If you have any of the following diabetes symptoms, see your doctor about getting your blood sugar tested:
- Urinate (pee) a lot, often at night
- Are very thirsty
- Lose weight without trying
- Are very hungry
- Have blurry vision
- Have numb or tingling hands or feet
- Feel very tired
- Have very dry skin
- Have sores that heal slowly
- Have more infections than usual
People who have type 1 diabetes may also have nausea, vomiting, or stomach pains. Type 1 diabetes symptoms can develop in just a few weeks or months and can be severe. Type 1 diabetes usually starts when you’re a child, teen, or young adult but can happen at any age.
Type 2 diabetes symptoms often develop over several years and can go on for a long time without being noticed (sometimes there aren’t any noticeable symptoms at all). Type 2 diabetes usually starts when you’re an adult, though more and more children, teens, and young adults are developing it. Because symptoms are hard to spot, it’s important to know the risk factors for type 2 diabetes and visit your doctor if you have any of them.
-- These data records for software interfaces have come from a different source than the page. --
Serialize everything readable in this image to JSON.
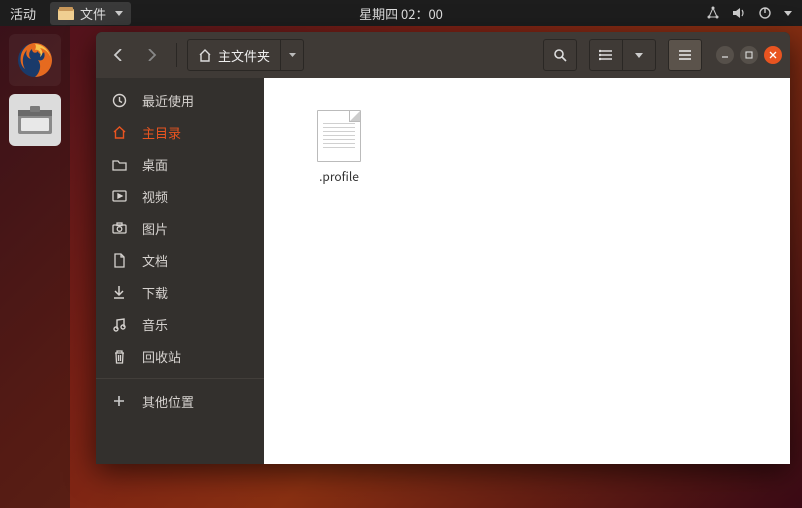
{
  "topbar": {
    "activities": "活动",
    "app_indicator": "文件",
    "clock": "星期四 02：00"
  },
  "window": {
    "breadcrumb": "主文件夹"
  },
  "sidebar": {
    "items": [
      {
        "icon": "clock",
        "label": "最近使用"
      },
      {
        "icon": "home",
        "label": "主目录"
      },
      {
        "icon": "folder",
        "label": "桌面"
      },
      {
        "icon": "video",
        "label": "视频"
      },
      {
        "icon": "camera",
        "label": "图片"
      },
      {
        "icon": "doc",
        "label": "文档"
      },
      {
        "icon": "download",
        "label": "下载"
      },
      {
        "icon": "music",
        "label": "音乐"
      },
      {
        "icon": "trash",
        "label": "回收站"
      }
    ],
    "other": "其他位置"
  },
  "files": [
    {
      "name": ".profile"
    }
  ]
}
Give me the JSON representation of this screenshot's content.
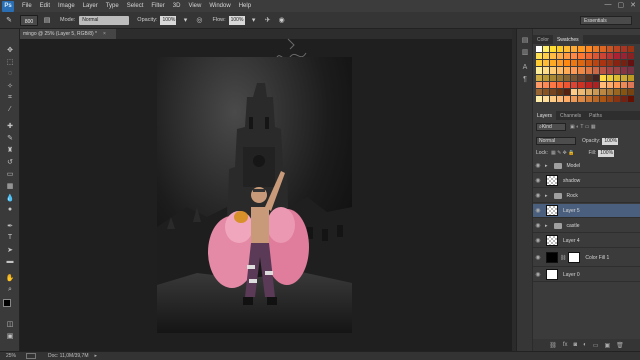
{
  "app": {
    "logo": "Ps"
  },
  "menu": [
    "File",
    "Edit",
    "Image",
    "Layer",
    "Type",
    "Select",
    "Filter",
    "3D",
    "View",
    "Window",
    "Help"
  ],
  "window_controls": [
    "—",
    "▢",
    "✕"
  ],
  "options_bar": {
    "brush_size": "800",
    "mode_label": "Mode:",
    "mode_value": "Normal",
    "opacity_label": "Opacity:",
    "opacity_value": "100%",
    "flow_label": "Flow:",
    "flow_value": "100%",
    "workspace": "Essentials"
  },
  "document_tab": {
    "title": "mingo @ 25% (Layer 5, RGB/8) *",
    "close": "×"
  },
  "status_bar": {
    "zoom": "25%",
    "doc": "Doc: 11,0M/39,7M"
  },
  "panels": {
    "top_tabs": [
      "Color",
      "Swatches"
    ],
    "swatch_colors": [
      "#ffffff",
      "#ffee66",
      "#ffdd33",
      "#ffcc22",
      "#ffbb33",
      "#ffaa33",
      "#ff9922",
      "#ff8822",
      "#ee7722",
      "#dd6622",
      "#cc5522",
      "#bb4422",
      "#aa3322",
      "#993311",
      "#ffe055",
      "#ffcc44",
      "#ffbb44",
      "#ffaa44",
      "#ff9944",
      "#ff8844",
      "#ff7733",
      "#ee6633",
      "#dd5533",
      "#cc4433",
      "#bb3333",
      "#aa2233",
      "#992233",
      "#882222",
      "#ffcc33",
      "#ffbb33",
      "#ffaa22",
      "#ff9922",
      "#ff8811",
      "#ee7711",
      "#dd6611",
      "#cc5511",
      "#bb4411",
      "#aa3311",
      "#993311",
      "#882211",
      "#772211",
      "#661111",
      "#ffee99",
      "#ffdd88",
      "#ffcc77",
      "#ffbb66",
      "#ffaa55",
      "#ff9955",
      "#ee8844",
      "#dd7744",
      "#cc6644",
      "#bb5544",
      "#aa4444",
      "#994444",
      "#883344",
      "#773344",
      "#ccaa44",
      "#bb9933",
      "#aa8833",
      "#997733",
      "#886633",
      "#775533",
      "#664433",
      "#553322",
      "#442222",
      "#ffdd44",
      "#eecc33",
      "#ddbb33",
      "#ccaa33",
      "#bb9922",
      "#ff9966",
      "#ff8855",
      "#ff7744",
      "#ff6633",
      "#ee5533",
      "#dd4433",
      "#cc3322",
      "#bb2222",
      "#aa2222",
      "#ffbb77",
      "#ffaa66",
      "#ff9955",
      "#ee8855",
      "#dd7755",
      "#996633",
      "#885522",
      "#774422",
      "#663311",
      "#552211",
      "#ffcc88",
      "#eebb77",
      "#ddaa66",
      "#cc9955",
      "#bb8844",
      "#aa7733",
      "#996622",
      "#885511",
      "#774411",
      "#ffeeaa",
      "#ffdd99",
      "#ffcc88",
      "#ffbb77",
      "#ffaa66",
      "#ee9955",
      "#dd8844",
      "#cc7733",
      "#bb6622",
      "#aa5511",
      "#994411",
      "#883311",
      "#772211",
      "#661100"
    ],
    "layers_tabs": [
      "Layers",
      "Channels",
      "Paths"
    ],
    "kind_label": "Kind",
    "blend_mode": "Normal",
    "opacity_label": "Opacity:",
    "opacity_value": "100%",
    "lock_label": "Lock:",
    "fill_label": "Fill:",
    "fill_value": "100%",
    "layers": [
      {
        "name": "Model",
        "type": "group"
      },
      {
        "name": "shadow",
        "type": "pixel-check"
      },
      {
        "name": "Rock",
        "type": "group"
      },
      {
        "name": "Layer 5",
        "type": "pixel-check",
        "selected": true
      },
      {
        "name": "castle",
        "type": "group"
      },
      {
        "name": "Layer 4",
        "type": "pixel-check"
      },
      {
        "name": "Color Fill 1",
        "type": "fill"
      },
      {
        "name": "Layer 0",
        "type": "pixel-white"
      }
    ],
    "footer_icons": [
      "link-icon",
      "fx-icon",
      "mask-icon",
      "adjustment-icon",
      "folder-icon",
      "new-layer-icon",
      "trash-icon"
    ]
  }
}
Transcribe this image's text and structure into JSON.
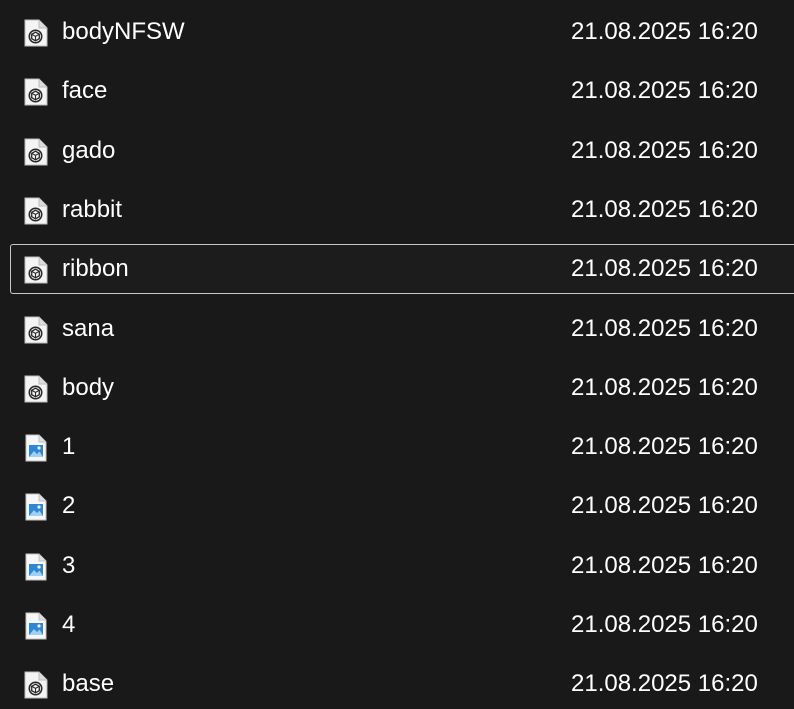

Gestational diabetes (diabetes during pregnancy) usually shows up in the middle of the pregnancy and typically doesn’t have any symptoms. If you’re pregnant, you should be tested for gestational diabetes between 24 and 28 weeks of pregnancy so you can make changes if needed to protect your health and your baby’s health.
- Page last reviewed: July 25, 2017
- Page last updated: July 25, 2017
- Content source:
- Maintained By:
- National Center for Chronic Disease Prevention and Health Promotion, Division of Diabetes Translation